When one has a “traditional” band comprised of two people, and only 4 hands, it is quite difficult to consistently produce quality songs. This proves even truer within the genre of blues-rock. The sound must be creatively cared for so as not to become repetitively thin, and/or dull to the ears-and-mind. The Black Keys are no novices to this particular challenge, and in their new album “Brothers” we find their 6th musical attempt at this difficult test.
“Brothers” starts off with one of the best tracks of the album (which contains a lengthy 15 tracks), Everlasting Light. It is an introduction to the overall sound of the album; a gritty, low-end heavy version of blues-rock in which the drums often take a back seat to the forward moving bass/guitar. The low-end is such that at times one can’t tell if they are listening to bass or an effected guitar. When you can differentiate the two the guitar still leans towards to low-end, and the bass at times sounds like it was DI’ed (not mic’ed from the amp), resulting in a wide, heavy, but oddly in-dynamic low end.
Now aggresive-blues-rock isn’t anything novel for this band, but “Brothers” differs from those before in the way it uses the relationship between drums and guitar/bass. At times in this album it is as if the guitar has mutinied – in addition to becoming sonorously deep – and plunges forward to declare itself the leader. It is songs such as Next Girl, Sinister Kid, and The Go Getter in which this approach works best and produces truly fun songs that contian great movement.
The vocals or supplemental sounds (such as organ, or layered guitar or bass) on this album seem to move forward also, but don’t always choose to supplement the guitar, instead they just seem to move in a similar direction while the drums hold the middle ground. So in the end we find a more stilted, gravelly, atypical blues-rock sound. Tighten Up is a song that displays this quickly punctuated bluesy style well, and is also smartly fortified with a pleasantly rolling breakdown and delightful peripheral sounds.
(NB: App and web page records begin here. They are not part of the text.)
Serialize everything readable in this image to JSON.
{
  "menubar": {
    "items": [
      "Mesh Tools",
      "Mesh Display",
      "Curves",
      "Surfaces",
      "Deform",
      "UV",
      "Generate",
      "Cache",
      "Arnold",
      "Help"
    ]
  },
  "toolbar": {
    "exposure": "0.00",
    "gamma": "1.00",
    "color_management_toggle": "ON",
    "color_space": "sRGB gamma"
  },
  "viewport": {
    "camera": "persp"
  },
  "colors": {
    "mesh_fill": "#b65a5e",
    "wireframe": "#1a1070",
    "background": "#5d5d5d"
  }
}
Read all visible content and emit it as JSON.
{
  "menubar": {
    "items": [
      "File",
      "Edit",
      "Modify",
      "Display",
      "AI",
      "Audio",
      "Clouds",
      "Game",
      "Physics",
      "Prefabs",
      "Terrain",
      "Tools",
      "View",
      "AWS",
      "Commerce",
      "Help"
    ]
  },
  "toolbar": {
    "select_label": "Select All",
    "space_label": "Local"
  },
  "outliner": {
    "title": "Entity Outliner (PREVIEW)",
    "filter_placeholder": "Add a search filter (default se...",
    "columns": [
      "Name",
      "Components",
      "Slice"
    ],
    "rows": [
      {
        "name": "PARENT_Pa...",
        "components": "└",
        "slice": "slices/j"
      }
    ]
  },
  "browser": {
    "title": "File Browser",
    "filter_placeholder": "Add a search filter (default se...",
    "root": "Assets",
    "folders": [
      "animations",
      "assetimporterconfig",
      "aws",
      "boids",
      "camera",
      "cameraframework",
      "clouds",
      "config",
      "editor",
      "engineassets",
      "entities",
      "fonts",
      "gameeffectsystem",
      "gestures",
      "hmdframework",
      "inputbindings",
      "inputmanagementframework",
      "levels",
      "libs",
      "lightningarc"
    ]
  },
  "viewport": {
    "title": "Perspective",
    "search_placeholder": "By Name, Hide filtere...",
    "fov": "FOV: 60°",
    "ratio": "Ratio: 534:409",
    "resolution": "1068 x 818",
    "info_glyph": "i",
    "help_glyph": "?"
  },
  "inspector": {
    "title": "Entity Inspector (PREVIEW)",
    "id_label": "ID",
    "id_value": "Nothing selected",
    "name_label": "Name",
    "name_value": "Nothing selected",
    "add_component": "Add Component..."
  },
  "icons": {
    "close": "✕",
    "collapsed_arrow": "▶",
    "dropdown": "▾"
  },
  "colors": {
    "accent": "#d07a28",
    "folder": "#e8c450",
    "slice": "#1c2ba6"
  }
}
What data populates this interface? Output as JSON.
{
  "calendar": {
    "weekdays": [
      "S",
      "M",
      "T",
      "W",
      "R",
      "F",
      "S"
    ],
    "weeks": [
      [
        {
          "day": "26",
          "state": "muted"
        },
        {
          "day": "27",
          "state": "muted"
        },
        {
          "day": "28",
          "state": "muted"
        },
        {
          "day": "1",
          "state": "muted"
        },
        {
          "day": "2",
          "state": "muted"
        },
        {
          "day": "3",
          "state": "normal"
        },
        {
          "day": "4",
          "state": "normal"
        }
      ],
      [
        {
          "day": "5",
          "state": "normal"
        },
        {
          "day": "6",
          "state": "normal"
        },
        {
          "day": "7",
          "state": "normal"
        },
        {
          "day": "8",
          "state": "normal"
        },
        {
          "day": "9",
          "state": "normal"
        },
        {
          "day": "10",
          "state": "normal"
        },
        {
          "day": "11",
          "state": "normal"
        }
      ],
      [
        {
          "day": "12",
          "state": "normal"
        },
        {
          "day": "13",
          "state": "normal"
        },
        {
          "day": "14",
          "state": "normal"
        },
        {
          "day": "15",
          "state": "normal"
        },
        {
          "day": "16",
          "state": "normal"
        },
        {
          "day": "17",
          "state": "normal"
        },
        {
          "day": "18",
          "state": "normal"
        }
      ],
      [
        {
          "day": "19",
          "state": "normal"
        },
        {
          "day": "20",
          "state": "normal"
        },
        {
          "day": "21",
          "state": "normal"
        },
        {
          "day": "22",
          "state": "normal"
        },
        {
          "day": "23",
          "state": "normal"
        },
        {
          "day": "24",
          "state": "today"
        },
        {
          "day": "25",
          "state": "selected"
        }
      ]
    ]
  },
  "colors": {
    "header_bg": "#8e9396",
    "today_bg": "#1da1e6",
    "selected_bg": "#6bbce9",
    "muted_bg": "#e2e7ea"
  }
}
And while this stilted, gritty blues sound is prevalent throughout the album there are also a couple tracks in which The Black Keys revert to their tried-and-true method of creating catchy, rhythmic, drum+guitar riffs and beats. On Howlin’ for You we find a toe-tapping, head-shaking song that revolves around an unchanging drum beat and a more traditionally emotive guitar. It is classic Black Keys, and it’s one of the albums best.
But then there are other tracks that don’t come off as successful. She’s Long Gone, Black Mud, Too Afraid to Love You, and Ten Cent Pistol are examples of how easy it is to hit the creative ceiling with two musicians, and we find ourselves with blues-rock that unfortunately comes off as slightly vapid and stock-sounding.
Overall “Brothers” is an album that is best described as a mixed bag. There are indeed quality tracks that showcase The Black Keys ability to push the creative envelope of minimalist blues-rock. Yet, the album probably could have been reduced to 10 songs – as opposed to 15 – focusing more on the novel sounds of this album and cutting the fat of their more “normal” blues-rock numbers. Also, the soulful-swing present in their previous album, “Attack and Release” could probably have been brought in to good effect on a few tracks.
However, for just 2 guys playing the blues, I don’t know if anyone else could continually make such interesting, varying, and successful approaches to what is arguably the most static genre that exists. So while, for The Black Keys, it may be a “good-not-great album”, for the contemporary blues fan, it is still an album worth digesting.
By Sean Brna